Data to examine:
[Start of section]

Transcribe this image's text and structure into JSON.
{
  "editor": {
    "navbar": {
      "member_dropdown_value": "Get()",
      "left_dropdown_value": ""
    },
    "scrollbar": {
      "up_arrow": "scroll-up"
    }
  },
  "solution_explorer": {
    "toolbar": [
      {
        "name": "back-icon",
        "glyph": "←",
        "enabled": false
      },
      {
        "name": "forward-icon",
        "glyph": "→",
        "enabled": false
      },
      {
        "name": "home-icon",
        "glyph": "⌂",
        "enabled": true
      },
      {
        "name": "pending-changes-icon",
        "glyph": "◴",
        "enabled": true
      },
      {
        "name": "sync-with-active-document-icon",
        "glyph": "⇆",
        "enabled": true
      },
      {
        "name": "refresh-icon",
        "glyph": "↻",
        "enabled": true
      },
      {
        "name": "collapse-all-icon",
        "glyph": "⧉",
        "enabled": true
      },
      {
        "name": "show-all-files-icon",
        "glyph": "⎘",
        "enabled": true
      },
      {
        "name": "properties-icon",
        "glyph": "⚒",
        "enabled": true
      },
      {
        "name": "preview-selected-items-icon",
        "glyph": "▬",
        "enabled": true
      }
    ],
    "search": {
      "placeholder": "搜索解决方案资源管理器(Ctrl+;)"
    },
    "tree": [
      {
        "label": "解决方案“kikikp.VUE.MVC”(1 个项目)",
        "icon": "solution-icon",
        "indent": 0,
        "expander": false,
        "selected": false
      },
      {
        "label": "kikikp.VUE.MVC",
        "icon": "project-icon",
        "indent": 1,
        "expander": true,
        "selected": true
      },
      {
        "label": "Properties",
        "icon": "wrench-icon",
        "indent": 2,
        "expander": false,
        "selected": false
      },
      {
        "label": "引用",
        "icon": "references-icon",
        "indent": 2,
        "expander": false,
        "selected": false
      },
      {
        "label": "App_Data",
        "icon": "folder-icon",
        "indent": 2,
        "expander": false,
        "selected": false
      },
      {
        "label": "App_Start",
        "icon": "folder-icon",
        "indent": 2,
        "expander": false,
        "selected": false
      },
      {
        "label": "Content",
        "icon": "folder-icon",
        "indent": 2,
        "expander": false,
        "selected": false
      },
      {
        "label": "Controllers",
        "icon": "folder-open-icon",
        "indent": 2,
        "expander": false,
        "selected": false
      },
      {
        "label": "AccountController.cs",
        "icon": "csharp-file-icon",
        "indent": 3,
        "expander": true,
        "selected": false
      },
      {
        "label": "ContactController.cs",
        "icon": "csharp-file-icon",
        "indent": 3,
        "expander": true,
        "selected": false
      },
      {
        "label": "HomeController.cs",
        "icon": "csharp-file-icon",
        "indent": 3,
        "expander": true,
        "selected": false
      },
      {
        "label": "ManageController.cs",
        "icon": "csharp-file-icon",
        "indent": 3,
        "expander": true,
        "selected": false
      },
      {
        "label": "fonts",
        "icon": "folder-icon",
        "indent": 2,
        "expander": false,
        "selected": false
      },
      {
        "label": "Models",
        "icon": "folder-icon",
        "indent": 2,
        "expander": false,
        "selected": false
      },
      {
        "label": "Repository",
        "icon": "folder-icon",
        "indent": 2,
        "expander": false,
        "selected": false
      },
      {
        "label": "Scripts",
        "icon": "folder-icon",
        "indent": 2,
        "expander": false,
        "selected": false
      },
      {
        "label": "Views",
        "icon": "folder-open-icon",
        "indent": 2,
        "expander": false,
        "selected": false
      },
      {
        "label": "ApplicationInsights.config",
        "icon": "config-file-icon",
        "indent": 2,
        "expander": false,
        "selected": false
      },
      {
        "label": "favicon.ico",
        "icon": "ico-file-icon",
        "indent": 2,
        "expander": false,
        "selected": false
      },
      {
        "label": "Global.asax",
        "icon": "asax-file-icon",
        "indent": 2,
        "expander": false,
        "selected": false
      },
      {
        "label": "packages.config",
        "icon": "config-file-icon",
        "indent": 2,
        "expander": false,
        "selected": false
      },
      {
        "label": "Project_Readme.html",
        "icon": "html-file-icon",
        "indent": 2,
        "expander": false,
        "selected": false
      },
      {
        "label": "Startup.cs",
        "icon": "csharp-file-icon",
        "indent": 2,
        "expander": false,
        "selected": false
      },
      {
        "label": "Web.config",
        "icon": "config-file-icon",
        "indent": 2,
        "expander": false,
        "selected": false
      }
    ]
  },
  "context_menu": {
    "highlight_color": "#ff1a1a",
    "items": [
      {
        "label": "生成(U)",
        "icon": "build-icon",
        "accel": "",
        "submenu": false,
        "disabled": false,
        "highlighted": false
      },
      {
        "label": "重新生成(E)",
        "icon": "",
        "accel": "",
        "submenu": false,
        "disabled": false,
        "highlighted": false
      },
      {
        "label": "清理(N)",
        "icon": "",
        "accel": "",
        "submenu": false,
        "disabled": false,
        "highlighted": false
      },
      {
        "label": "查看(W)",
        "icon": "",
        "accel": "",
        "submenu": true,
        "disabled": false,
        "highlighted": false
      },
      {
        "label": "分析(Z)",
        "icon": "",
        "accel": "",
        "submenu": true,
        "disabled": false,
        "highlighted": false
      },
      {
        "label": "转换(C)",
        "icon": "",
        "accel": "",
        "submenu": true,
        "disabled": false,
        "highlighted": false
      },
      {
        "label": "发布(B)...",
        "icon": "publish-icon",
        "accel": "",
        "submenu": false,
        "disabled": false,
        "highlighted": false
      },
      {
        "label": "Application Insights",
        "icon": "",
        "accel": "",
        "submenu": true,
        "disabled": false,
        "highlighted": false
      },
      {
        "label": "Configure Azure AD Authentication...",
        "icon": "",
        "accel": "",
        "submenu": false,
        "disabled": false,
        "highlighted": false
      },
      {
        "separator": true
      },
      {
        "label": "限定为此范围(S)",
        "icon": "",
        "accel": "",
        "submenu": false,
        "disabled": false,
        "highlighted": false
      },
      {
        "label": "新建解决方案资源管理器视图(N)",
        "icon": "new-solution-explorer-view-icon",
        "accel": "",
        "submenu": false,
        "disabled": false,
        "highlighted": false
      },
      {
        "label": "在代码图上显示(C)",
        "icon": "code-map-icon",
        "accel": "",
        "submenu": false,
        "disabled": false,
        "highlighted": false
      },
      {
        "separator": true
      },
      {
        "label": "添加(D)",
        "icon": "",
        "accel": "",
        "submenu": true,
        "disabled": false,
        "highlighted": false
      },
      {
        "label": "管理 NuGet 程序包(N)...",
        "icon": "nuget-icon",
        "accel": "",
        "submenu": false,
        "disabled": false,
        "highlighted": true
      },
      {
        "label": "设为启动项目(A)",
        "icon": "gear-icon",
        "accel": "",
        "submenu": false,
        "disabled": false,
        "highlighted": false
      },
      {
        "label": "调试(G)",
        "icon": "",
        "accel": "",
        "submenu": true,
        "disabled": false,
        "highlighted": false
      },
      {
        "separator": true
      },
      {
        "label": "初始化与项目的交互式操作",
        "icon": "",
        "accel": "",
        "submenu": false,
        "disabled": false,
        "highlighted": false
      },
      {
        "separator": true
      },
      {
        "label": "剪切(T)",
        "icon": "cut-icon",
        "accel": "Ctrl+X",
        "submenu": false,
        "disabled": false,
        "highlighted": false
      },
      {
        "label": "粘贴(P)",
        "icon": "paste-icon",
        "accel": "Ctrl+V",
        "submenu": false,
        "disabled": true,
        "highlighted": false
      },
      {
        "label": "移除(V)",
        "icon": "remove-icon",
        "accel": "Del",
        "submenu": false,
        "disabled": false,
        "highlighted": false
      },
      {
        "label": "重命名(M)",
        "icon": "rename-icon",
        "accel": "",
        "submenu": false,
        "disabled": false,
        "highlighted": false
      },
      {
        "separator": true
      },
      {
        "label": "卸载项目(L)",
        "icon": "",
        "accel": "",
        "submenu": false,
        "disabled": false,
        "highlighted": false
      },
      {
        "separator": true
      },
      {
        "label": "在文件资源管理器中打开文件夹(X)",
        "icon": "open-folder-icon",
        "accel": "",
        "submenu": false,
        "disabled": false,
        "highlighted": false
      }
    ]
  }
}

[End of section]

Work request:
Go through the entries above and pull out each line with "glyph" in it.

Reply:
        "glyph": "←",
        "glyph": "→",
        "glyph": "⌂",
        "glyph": "◴",
        "glyph": "⇆",
        "glyph": "↻",
        "glyph": "⧉",
        "glyph": "⎘",
        "glyph": "⚒",
        "glyph": "▬",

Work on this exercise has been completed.